Remember to Follow These Tips to Avoid Food Poisoning
Maybe you have seen the recent news stories about the E. coli outbreak happening in Europe. This particular strain of E. coli is especially serious, because it is resistant to antibiotics and other medical treatments. So far 17 people have died, and more than 1,500 have gotten sick from the still unknown source of contamination.
While only two cases have surfaced in the U.S. and experts believe a widespread outbreak wouldn't happen here, I thought it was a good time to remind everyone about food safety. It's the time of the year when people have picnics and enjoy the heat, but that means it's also the time to make sure you handle, cook, and store your food correctly.
Here are some easy tips you can follow to help prevent food poisoning and keep your family healthy:
- When you are grocery shopping, buy food with expiration dates that are as far in the future as possible.
- Do not buy fruits like cantaloupe, peaches, plums, and nectarines if you cannot smell them. They were probably picked too early and may never ripen.
- Wash your hands in hot, soapy water before and after preparing food and using the restroom.
- Use separate cutting boards and knives for different foods, especially for meats, poultry, and seafood.
- Wash utensils and cutting boards thoroughly after they come in contact with raw meat. Never reuse them.
- If a food item does not have an expiration date or does not visibly spoil, label it with masking tape so you know how old it is.
- Always thoroughly cook and prepare your food.
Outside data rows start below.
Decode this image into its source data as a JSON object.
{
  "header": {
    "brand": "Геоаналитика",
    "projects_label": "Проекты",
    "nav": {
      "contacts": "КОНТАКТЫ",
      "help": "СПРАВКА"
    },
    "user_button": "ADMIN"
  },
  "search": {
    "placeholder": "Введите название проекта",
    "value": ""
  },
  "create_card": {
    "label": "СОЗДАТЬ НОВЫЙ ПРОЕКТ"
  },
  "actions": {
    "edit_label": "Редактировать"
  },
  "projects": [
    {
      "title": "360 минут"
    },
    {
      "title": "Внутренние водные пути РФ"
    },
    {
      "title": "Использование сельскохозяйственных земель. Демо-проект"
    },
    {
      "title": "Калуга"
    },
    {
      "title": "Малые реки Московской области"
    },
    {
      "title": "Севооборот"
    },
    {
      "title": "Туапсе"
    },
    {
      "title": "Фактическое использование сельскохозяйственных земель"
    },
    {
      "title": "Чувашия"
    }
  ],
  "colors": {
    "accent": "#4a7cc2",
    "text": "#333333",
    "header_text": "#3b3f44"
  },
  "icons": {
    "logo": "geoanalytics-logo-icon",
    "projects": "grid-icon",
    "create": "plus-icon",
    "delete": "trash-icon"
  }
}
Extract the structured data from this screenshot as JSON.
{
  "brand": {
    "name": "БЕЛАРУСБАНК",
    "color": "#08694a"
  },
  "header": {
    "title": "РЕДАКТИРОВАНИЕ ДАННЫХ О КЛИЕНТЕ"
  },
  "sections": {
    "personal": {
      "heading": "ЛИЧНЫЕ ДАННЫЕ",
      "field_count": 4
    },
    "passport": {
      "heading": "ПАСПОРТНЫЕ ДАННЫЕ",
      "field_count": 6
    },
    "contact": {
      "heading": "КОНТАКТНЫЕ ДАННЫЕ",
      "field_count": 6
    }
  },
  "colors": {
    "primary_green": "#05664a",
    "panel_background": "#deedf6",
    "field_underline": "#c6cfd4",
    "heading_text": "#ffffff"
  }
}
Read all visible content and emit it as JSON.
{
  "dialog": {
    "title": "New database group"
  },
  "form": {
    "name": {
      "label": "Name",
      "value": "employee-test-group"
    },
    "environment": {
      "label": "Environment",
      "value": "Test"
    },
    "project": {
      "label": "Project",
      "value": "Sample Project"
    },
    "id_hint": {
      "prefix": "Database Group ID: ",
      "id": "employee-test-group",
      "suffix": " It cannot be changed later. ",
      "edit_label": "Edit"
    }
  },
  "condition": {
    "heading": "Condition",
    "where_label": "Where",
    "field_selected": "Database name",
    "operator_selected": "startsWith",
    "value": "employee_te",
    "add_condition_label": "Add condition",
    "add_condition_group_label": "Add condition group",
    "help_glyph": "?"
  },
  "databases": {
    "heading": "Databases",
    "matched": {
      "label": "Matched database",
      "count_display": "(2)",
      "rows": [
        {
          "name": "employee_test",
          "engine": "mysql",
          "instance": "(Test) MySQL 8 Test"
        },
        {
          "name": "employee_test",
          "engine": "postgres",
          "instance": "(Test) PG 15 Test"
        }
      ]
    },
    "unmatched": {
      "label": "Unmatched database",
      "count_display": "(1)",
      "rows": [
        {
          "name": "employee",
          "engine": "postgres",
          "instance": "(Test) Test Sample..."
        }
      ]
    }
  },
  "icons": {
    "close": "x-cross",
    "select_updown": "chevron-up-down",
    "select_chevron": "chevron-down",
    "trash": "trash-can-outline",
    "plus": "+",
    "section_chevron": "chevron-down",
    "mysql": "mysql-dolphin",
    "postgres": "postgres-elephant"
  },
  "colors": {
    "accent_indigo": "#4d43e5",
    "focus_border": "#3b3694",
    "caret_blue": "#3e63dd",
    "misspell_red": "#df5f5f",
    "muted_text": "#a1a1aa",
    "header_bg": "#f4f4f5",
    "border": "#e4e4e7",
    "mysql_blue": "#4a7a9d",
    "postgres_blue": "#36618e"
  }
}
Foods can look, taste, and fine – even if it's contaminated with bacteria like E. coli.
- >If the mold on a food item is black, throw it out. Experts say that if mold is blue, green, or white, you can cut out the mold to about an inch away from the affected area.
- Don't let food that should be refrigerated sit out, especially in warm weather.
Remember, if you aren't sure whether a food item has been contaminated or stored correctly, it's always better to err on the side of caution. If you get sick after eating something and suspect food poisoning, try to preserve as much evidence as possible. And seek medical attention immediately.
You can find more information on food safety and food poisoning on my website, including information on storing frozen and refrigerated foods and what to do if you think you got sick from tainted food.
Source: “E. Coli Outbreak Baffles Experts, Reches U.S.” ABCNews.com. June 2, 2011.